Examinership is a well-established corporate rescue mechanism for ailing corporates and groups. It combines flexibility with a high degree of commercial and procedural certainty for all involved. It is a process which has evolved with the different economic cycles in Ireland since its inception in 1990 and has responded to downturns in different sectors. The real benefits and unique features of the process are showcased in the recent successful examinership of Norwegian Air. The examiner’s schemes of arrangement were sanctioned by the Irish High Court on 26 March 2021, marking the beginning of the next evolution in the examinership process. Some key takeaways:
- Foreign Related Companies: Norwegian Air marks a departure from the ‘centre of main interests’ test for a non-EU company. Norwegian Air Shuttle ASA (“NAS”) is a company in the Norwegian group with its ‘centre of main interest’ firmly in Norway. The Irish Court was however satisfied that it could appoint an examiner to NAS as a foreign related company on the basis of the ‘sufficient connection’ test. The Court was satisfied that NAS had a sufficient connection to Ireland through its shareholdings in Irish incorporated subsidiaries.
- Repudiations of Leases: a core element of Norwegian Air’s restructuring plan was to re-focus the wider group away from long- haul operations and towards its core Nordic-region business. This plan for a slimmed down business required a significant reduction of its existing fleet from 148 to 51 aircraft. In order to achieve this, the group sought consensual terminations of a significant number of aircraft leasing and sub-leasing arrangements. Where agreement could not be reached, the Court facilitated and ultimately approved 4 separate omnibus repudiation applications. Damages arising from the repudiations were written down by the examiner’s schemes of arrangement.
- English law governed contracts: a significant number of the aircraft leasing and sub-leasing arrangements were governed by English law. The Court was satisfied that the Irish repudiation orders and the examiner’s proposals would be recognized in England under section 426 of the UK Insolvency Act 1986, notwithstanding the English Rule in Gibbs. Ireland is the only EU member state entitled to avail of the recognition provisions under section 426 of the UK Insolvency Act 1986.
- US Chapter 15 recognition application: certain of the contracts that were subject to the repudiation application are governed by US law. NAS intends to seek recognition of those repudiation orders in the United States under its Chapter 15 recognition procedure.
- Examinership timeline: On 18 November 2020, Norwegian Air petitioned for the appointment of an examiner. The examiner submitted his final section 534 report outlining his scheme proposals to the Court on 22 March 2021. The examiner determined that investment would need to be raised through combined equity and hybrid capital raises by NAS but that this could only be done following the approval of the schemes of arrangement. The examiner’s scheme proposals are conditional on NAS raising NOK4.5 billion on or before 30 June 2021, effectively extending the examinership process to 7 months.

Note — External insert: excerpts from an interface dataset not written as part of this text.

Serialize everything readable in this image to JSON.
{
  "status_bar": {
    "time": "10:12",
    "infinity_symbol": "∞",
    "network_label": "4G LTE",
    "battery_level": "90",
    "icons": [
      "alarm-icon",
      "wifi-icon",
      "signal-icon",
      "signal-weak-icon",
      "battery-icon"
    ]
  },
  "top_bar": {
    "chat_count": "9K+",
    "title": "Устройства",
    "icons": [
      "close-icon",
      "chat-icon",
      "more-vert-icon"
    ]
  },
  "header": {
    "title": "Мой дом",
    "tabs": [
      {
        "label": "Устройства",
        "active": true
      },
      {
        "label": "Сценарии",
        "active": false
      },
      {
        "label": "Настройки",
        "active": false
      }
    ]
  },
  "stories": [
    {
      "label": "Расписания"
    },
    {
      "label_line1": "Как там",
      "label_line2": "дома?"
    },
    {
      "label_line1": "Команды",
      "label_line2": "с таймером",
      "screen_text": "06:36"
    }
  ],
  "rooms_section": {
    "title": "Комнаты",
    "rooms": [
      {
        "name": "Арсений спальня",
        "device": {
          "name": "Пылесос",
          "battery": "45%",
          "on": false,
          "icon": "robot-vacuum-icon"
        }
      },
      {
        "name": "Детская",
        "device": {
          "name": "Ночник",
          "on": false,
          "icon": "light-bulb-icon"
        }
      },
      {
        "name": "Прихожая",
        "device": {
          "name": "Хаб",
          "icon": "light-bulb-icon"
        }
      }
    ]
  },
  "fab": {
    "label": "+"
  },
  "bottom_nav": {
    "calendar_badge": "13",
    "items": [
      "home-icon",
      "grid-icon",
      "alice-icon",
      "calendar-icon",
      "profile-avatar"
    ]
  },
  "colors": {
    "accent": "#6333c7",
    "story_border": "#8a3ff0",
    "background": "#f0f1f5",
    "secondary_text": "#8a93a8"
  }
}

- Shareholders: examinership is an insolvency procedure. Equity is therefore typically cancelled. Although the shares in NAS will be significantly diluted, the NAS shareholders will retain a 4.6% shareholding notwithstanding the significant impairment of creditor claims. Given the nature of the investment required, the examiner determined that it was essential to retain liquidity and value in the NAS shares, which was the rationale for not cancelling the existing shareholders’ equity in NAS.
- Cape Town Convention: Ireland has adopted the Cape Town Convention and the Alternative A Protocol. This convention and protocol provides significant protections to aircraft lessors and financiers when a debtor enters an insolvency event, such as examinership. None of these protections were raised or relied upon before the Court by creditors during the Norwegian Air examinership.